compete for prizes. Dahlias shows fill the need for the dahlia aficionados to display and share the flowers that they have
enjoyed in their yard and to compete for prizes and awards.

If you have never attended or entered a dahlia show the first and most important fact is that attendance and entry in the
show is FREE. Let me repeat that important fact: you can see our dahlia show and park for FREE. In fact, if you come on
the second day, when the show is being taken down, you may even get some free flowers to take home with you. So if
you have never attended a dahlia show, “free is a very good price” to quote the appliance huckster Tom Peterson.
And entry of blooms in the show is FREE. And if you win at the show you get ribbons and in many cases, cash prizes and
perhaps other prizes like dahlia medals or vases or gift certificates. In fact, I have seen some of the more successful
exhibitors take home as much as $200- in cash prizes along with a bunch of ribbons. You may ask: Where does the
money come from to support the awards?  Our Portland Dahlia Society has two major dahlia tuber sales each year where
we sell donated tubers. These fund raisers finance all of the clubs activities. Also, the whole purpose of our non profit club
is to promote and share the growing and appreciation of our favorite flower, the dahlia. Traditionally, the flower shows
have filled the need of displaying our favorite flower in the best of all circumstances in a place where anyone can come and
enjoy them.  

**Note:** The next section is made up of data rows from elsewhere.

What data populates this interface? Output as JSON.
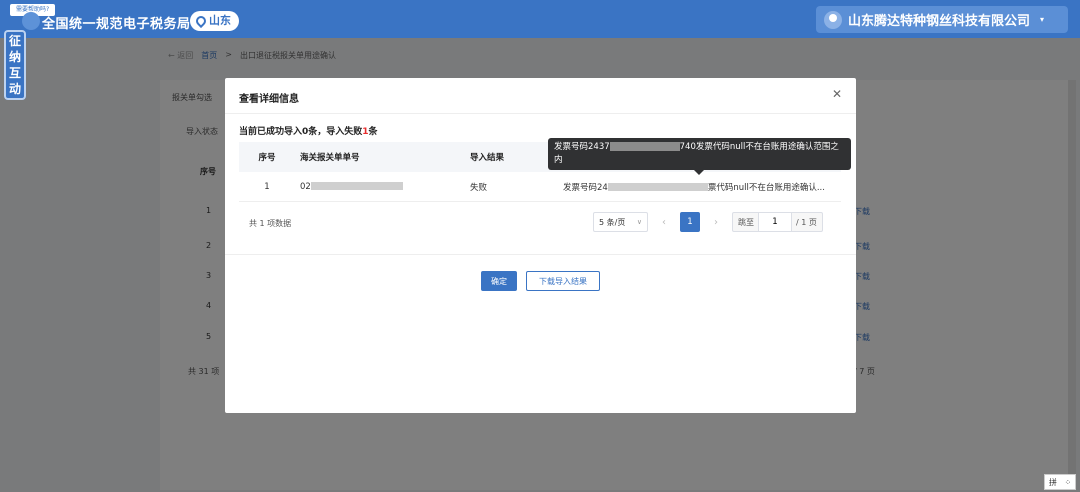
{
  "header": {
    "help_chip": "需要帮助吗?",
    "system_title": "全国统一规范电子税务局",
    "region": "山东",
    "company": "山东腾达特种钢丝科技有限公司"
  },
  "side_tab": "征纳互动",
  "breadcrumb": {
    "back": "← 返回",
    "home": "首页",
    "sep": ">",
    "current": "出口退征税报关单用途确认"
  },
  "background": {
    "tab_label": "报关单勾选",
    "status_label": "导入状态",
    "seq_header": "序号",
    "rows": [
      "1",
      "2",
      "3",
      "4",
      "5"
    ],
    "row_link": "下载",
    "total": "共 31 项",
    "pages": "/ 7 页"
  },
  "modal": {
    "title": "查看详细信息",
    "summary_prefix": "当前已成功导入0条，导入失败",
    "fail_count": "1",
    "summary_suffix": "条",
    "columns": {
      "seq": "序号",
      "bill": "海关报关单单号",
      "result": "导入结果",
      "reason": ""
    },
    "row": {
      "seq": "1",
      "bill_prefix": "02",
      "bill_suffix": "",
      "result": "失败",
      "reason_prefix": "发票号码24",
      "reason_suffix": "票代码null不在台账用途确认..."
    },
    "tooltip": {
      "prefix": "发票号码2437",
      "suffix": "740发票代码null不在台账用途确认范围之内"
    },
    "total_records": "共 1 项数据",
    "pager": {
      "page_size": "5 条/页",
      "prev": "‹",
      "current_page": "1",
      "next": "›",
      "jump_label": "跳至",
      "jump_value": "1",
      "total_pages": "/ 1 页"
    },
    "ok_button": "确定",
    "download_button": "下载导入结果"
  },
  "ime": {
    "mode": "拼"
  }
}
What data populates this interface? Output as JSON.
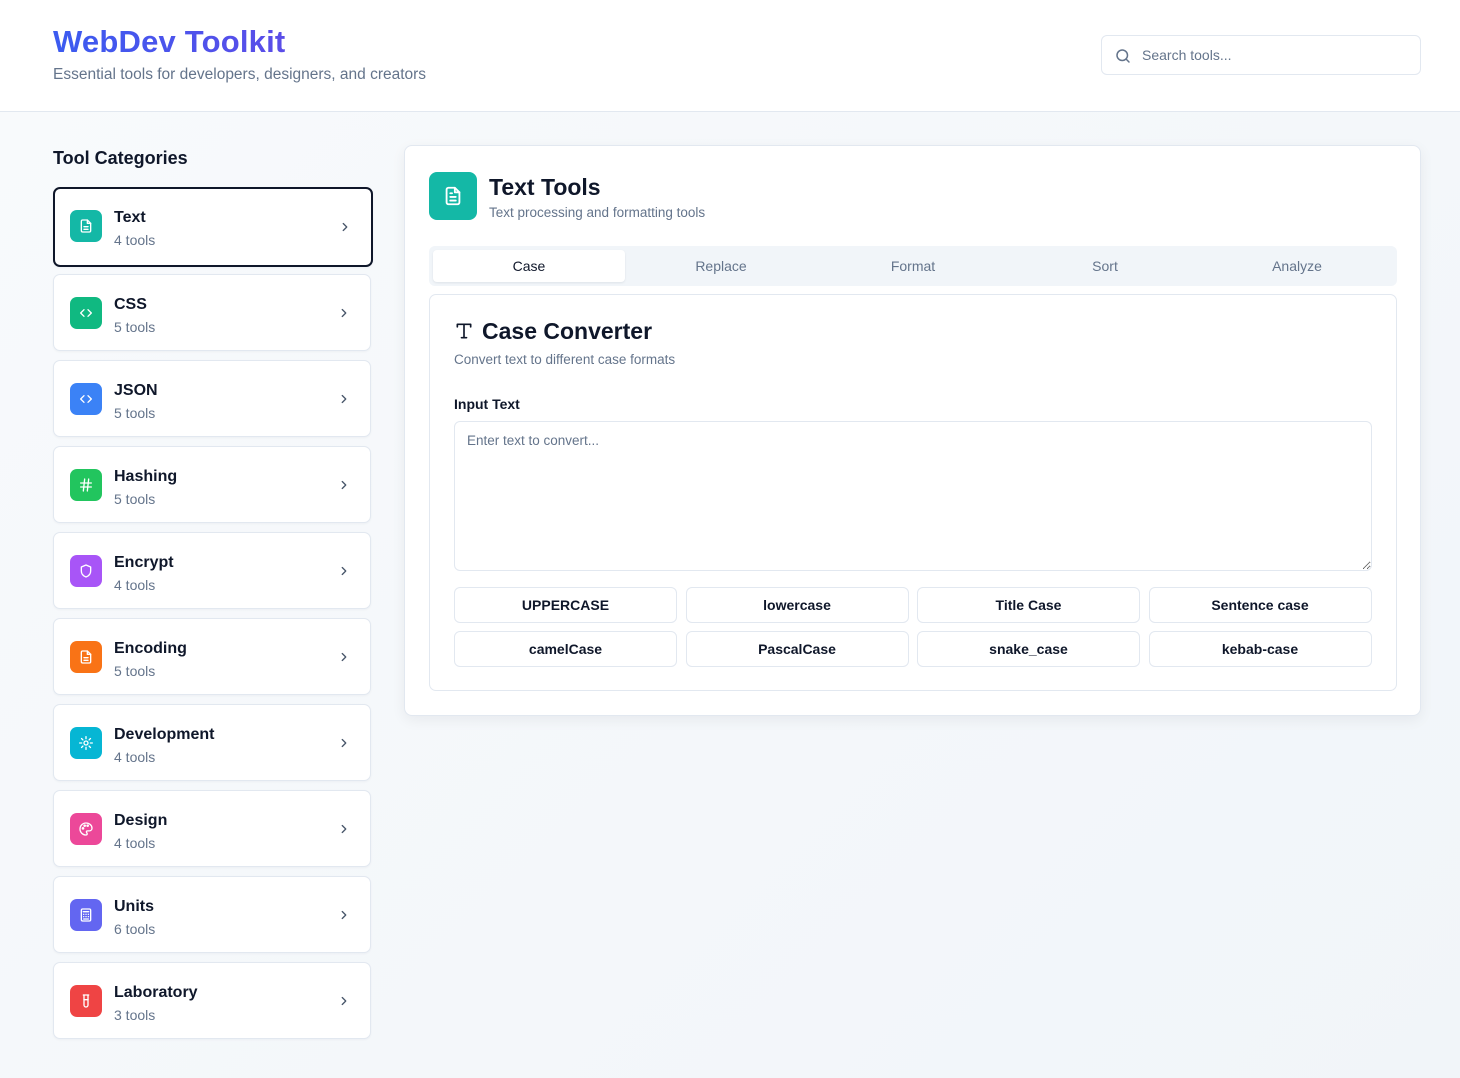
{
  "header": {
    "title": "WebDev Toolkit",
    "subtitle": "Essential tools for developers, designers, and creators",
    "search": {
      "placeholder": "Search tools...",
      "value": ""
    }
  },
  "sidebar": {
    "title": "Tool Categories",
    "items": [
      {
        "label": "Text",
        "count": "4 tools",
        "icon": "document-icon",
        "color": "#14b8a6",
        "active": true
      },
      {
        "label": "CSS",
        "count": "5 tools",
        "icon": "code-icon",
        "color": "#10b981"
      },
      {
        "label": "JSON",
        "count": "5 tools",
        "icon": "code-icon",
        "color": "#3b82f6"
      },
      {
        "label": "Hashing",
        "count": "5 tools",
        "icon": "hash-icon",
        "color": "#22c55e"
      },
      {
        "label": "Encrypt",
        "count": "4 tools",
        "icon": "shield-icon",
        "color": "#a855f7"
      },
      {
        "label": "Encoding",
        "count": "5 tools",
        "icon": "document-icon",
        "color": "#f97316"
      },
      {
        "label": "Development",
        "count": "4 tools",
        "icon": "gear-icon",
        "color": "#06b6d4"
      },
      {
        "label": "Design",
        "count": "4 tools",
        "icon": "palette-icon",
        "color": "#ec4899"
      },
      {
        "label": "Units",
        "count": "6 tools",
        "icon": "calculator-icon",
        "color": "#6366f1"
      },
      {
        "label": "Laboratory",
        "count": "3 tools",
        "icon": "flask-icon",
        "color": "#ef4444"
      }
    ]
  },
  "panel": {
    "title": "Text Tools",
    "subtitle": "Text processing and formatting tools",
    "icon_color": "#14b8a6",
    "tabs": [
      {
        "label": "Case",
        "active": true
      },
      {
        "label": "Replace"
      },
      {
        "label": "Format"
      },
      {
        "label": "Sort"
      },
      {
        "label": "Analyze"
      }
    ],
    "card": {
      "title": "Case Converter",
      "subtitle": "Convert text to different case formats",
      "input_label": "Input Text",
      "input_placeholder": "Enter text to convert...",
      "input_value": "",
      "buttons": [
        "UPPERCASE",
        "lowercase",
        "Title Case",
        "Sentence case",
        "camelCase",
        "PascalCase",
        "snake_case",
        "kebab-case"
      ]
    }
  }
}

So, please come to our annual show that is held on Labor Day week end at the Clackamas County fairgrounds. You will
not be disappointed. And if you enjoy a little competition, why not enter some blooms?   

SOCIETY NOTES

The society has placed its order for black ADS vases.  If you have pre-ordered, we may have the vases available at the
July meeting, if they shipped on time.  Bring your method of payment along ,  just in case.

We have set the date for our annual tour of Dahlia Gardens for Sunday, August 16th.  We experimented last year with this
earlier tour date and found better weather and viewing conditions.   We will have the tour itinerary published with the
August Bulletin.  See some photos of last year's tour at our society's website, portlanddahlia.com

Teresa Bergman has pricing information for custom Portland Dahlia Society T-Shirts, etc. as follows:

With regards to the t-shirts, I'm going to keep the prices the same as they were when first offered so, hopefully more
people will order.

T-shirts(Hanes 50/50 heavyweight) - Small - XL - $11  XXL $12
Youth sizes: XS (2-4), S (6-8), M(10-12), L(14-16), XL(18-20) -- $10

Golf shirts - S - XL - $17  XXL $18
Youth sizes: $6

Crewneck sweatshirt - S - XL $17  XXL $19
Youth sizes: $16

Colors for all of above:  Purple, Black, Navy, Forest Green, Ash, White, Royal

1/4 zip sweatshirt - S - XL - $25  XXL - $27
Birch, Forest Green, Jet Black, Maroon, Navy
Sorry, no youth sizes in 1/4  zips.

If someone would like a color or style that is not listed, they could contact me and I can probably get it for them.
I am going to get an order form to Ted that hopefully he can put on the website. The order deadline will be July 20th so
we can get them back in time for the August meeting, and possibly sooner. I'll have order forms at the meeting.

If you have any questions, just give me a shout.

Teresa
Embrace BB SC  Bronze
Top winning dahlia variety. Needs some disbudding, and disbranching and some shading to achieve it's full
potential. In much of the USA it is classified as yellow but as you can see from this picture it is bronze here
in the Northwest.
Nick Sr. AA ID R